ReFS (Resilient File System):
ReFS is the latest development of Microsoft presently available for Windows 8 Servers. File system architecture absolutely differs from other Windows file systems and is mainly organized in form of B+-tree. ReFS has high tolerance to failures achieved due to new features included into the system. And, namely, Copy-on-Write (CoW): no metadata is modified without being copied; no data is written over the existing ones and rather into a new disk space. With any file modifications a new copy of metadata is created into any free storage space, and then the system creates a link from older metadata to the newer ones. As a result a system stores significant quantity of older backups in different places which provides for easy file recovery unless this storage space is overwritten.
Linux file systems
Open-source Linux OS always aimed to implement, test and use different concepts of file systems. Among huge amount of various file system types the most popular Linux file systems nowadays are:
- Ext2, Ext3, Ext4 - 'native' Linux file system. This file system falls under active developments and improvements. Ext3 file system is just an extension to Ext2 that uses transactional file write operations with journal. Ext4 is a further development of Ext3, extended with support of optimized file allocation information (extents) and extended file attributes. This file system is frequently used as 'root' file system for most Linux installations.
- ReiserFS - alternative Linux file system designed to store huge amount of small files. It has good capability of files search and enables compact files allocation by storing file tails or small files along with metadata in order not to use large file system blocks for this purpose.
- XFS - file system derived from SGI company that initially used it for their IRIX servers. Now XFS specifications are implemented in Linux. XFS file system has great performance and is widely used to store files.
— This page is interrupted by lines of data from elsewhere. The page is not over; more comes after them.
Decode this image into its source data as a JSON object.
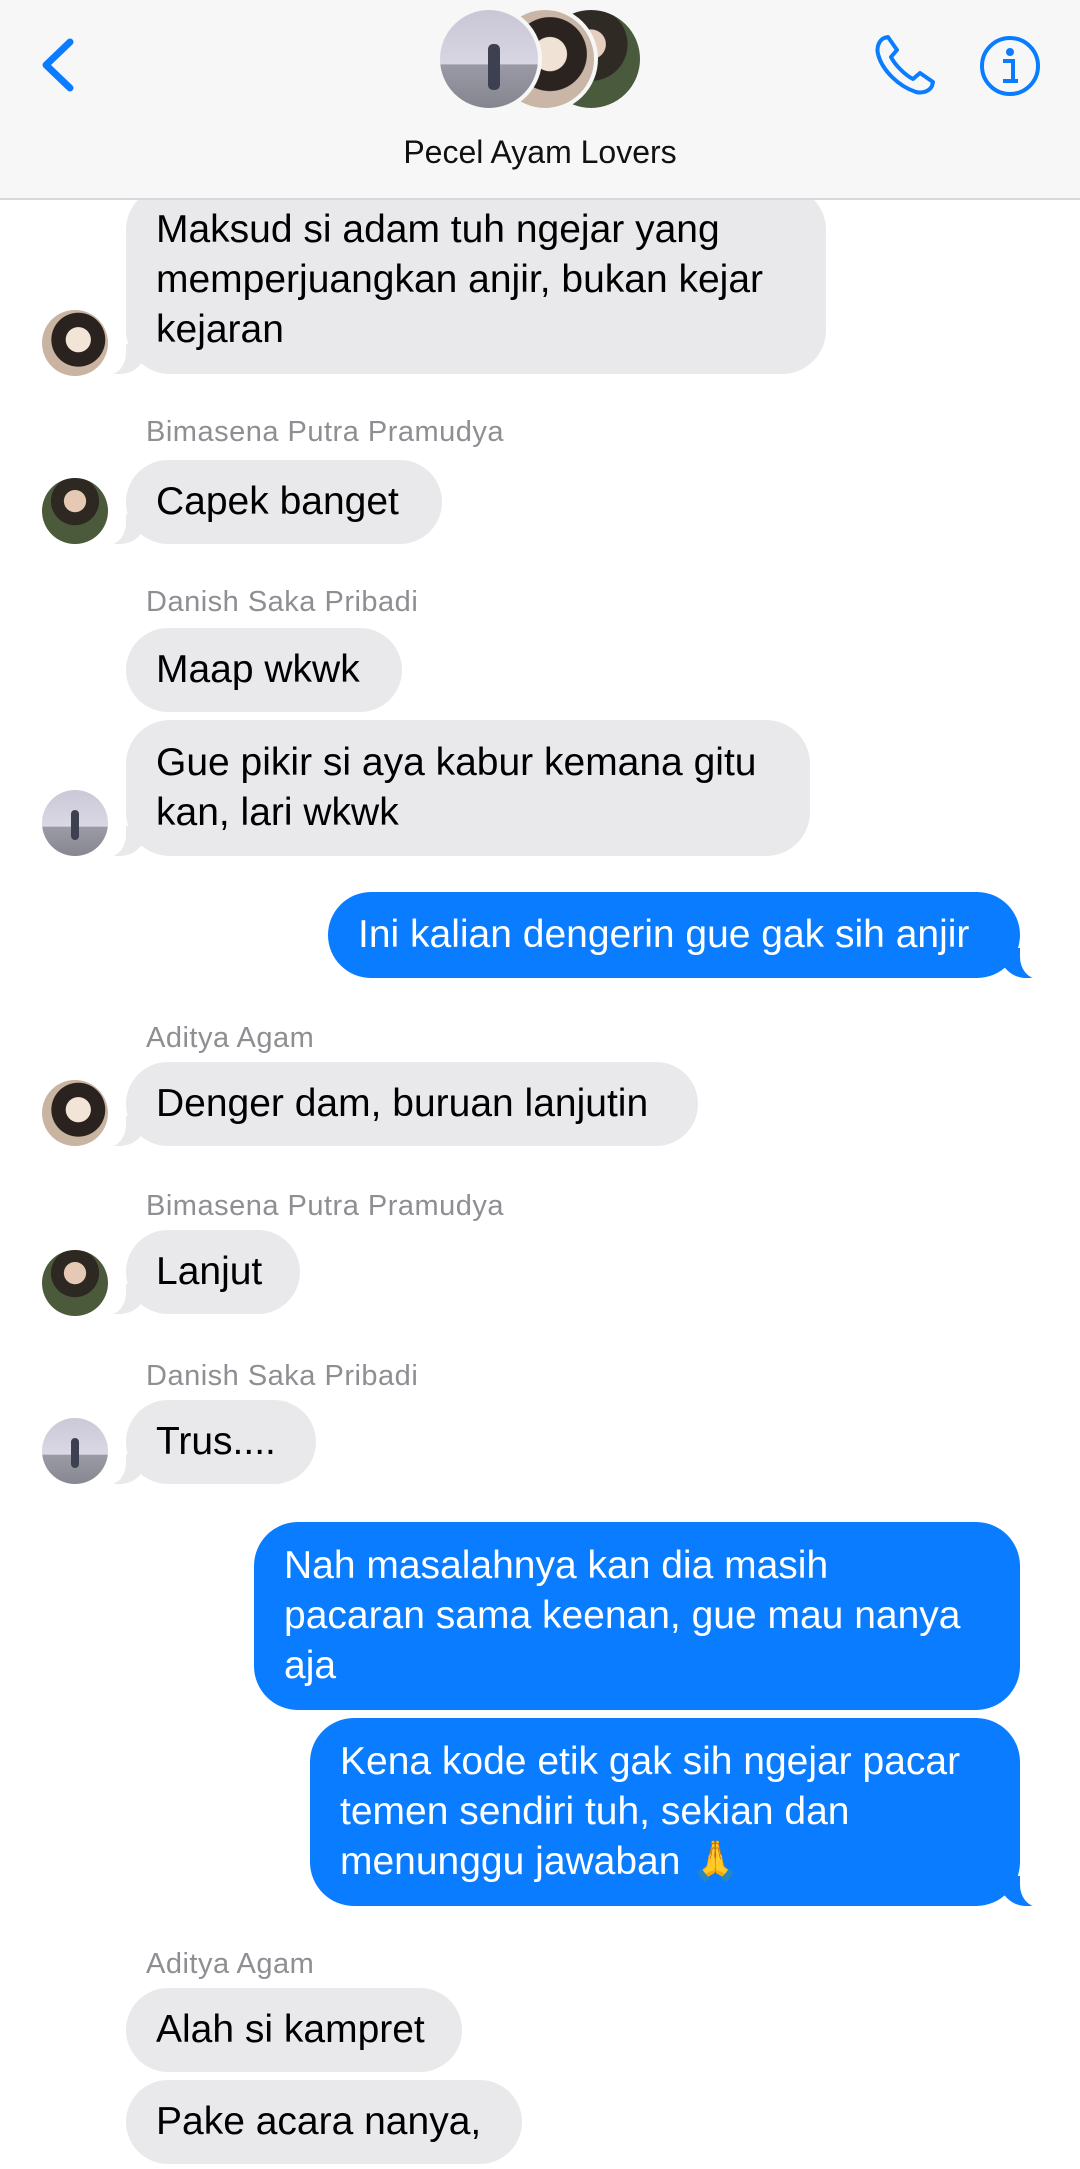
{
  "header": {
    "title": "Pecel Ayam Lovers",
    "back_icon": "chevron-left-icon",
    "call_icon": "phone-icon",
    "info_icon": "info-icon",
    "accent_color": "#0a7cff"
  },
  "messages": [
    {
      "sender": "",
      "direction": "incoming",
      "text": "Maksud si adam tuh ngejar yang\nmemperjuangkan anjir, bukan kejar\nkejaran"
    },
    {
      "sender": "Bimasena Putra Pramudya",
      "direction": "incoming",
      "text": "Capek banget"
    },
    {
      "sender": "Danish Saka Pribadi",
      "direction": "incoming",
      "text": "Maap wkwk"
    },
    {
      "sender": "",
      "direction": "incoming",
      "text": "Gue pikir si aya kabur kemana gitu\nkan, lari wkwk"
    },
    {
      "sender": "",
      "direction": "outgoing",
      "text": "Ini kalian dengerin gue gak sih anjir"
    },
    {
      "sender": "Aditya Agam",
      "direction": "incoming",
      "text": "Denger dam, buruan lanjutin"
    },
    {
      "sender": "Bimasena Putra Pramudya",
      "direction": "incoming",
      "text": "Lanjut"
    },
    {
      "sender": "Danish Saka Pribadi",
      "direction": "incoming",
      "text": "Trus...."
    },
    {
      "sender": "",
      "direction": "outgoing",
      "text": "Nah masalahnya kan dia masih\npacaran sama keenan, gue mau nanya\naja"
    },
    {
      "sender": "",
      "direction": "outgoing",
      "text": "Kena kode etik gak sih ngejar pacar\ntemen sendiri tuh, sekian dan\nmenunggu jawaban 🙏"
    },
    {
      "sender": "Aditya Agam",
      "direction": "incoming",
      "text": "Alah si kampret"
    },
    {
      "sender": "",
      "direction": "incoming",
      "text": "Pake acara nanya,"
    }
  ],
  "colors": {
    "incoming_bubble": "#e9e9eb",
    "outgoing_bubble": "#0a7cff",
    "sender_name": "#8e8e93"
  }
}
- JFS - file system developed by IBM for their powerful computing systems. JFS one usually stands for JFS, JFS2 is the second edition. Currently this file system is open-source and is implemented in most modern Linux distributions. The concept of 'hard links' used in this kind of OS makes most Linux file systems similar in that the file name is not regarded as file attribute and rather defined as an alias for a file in certain directory. File object can be linked from many locations, even many times from the same directory under different names. This is one of the causes why recovery of file names after file deletion or file system damage can be difficult or even impossible.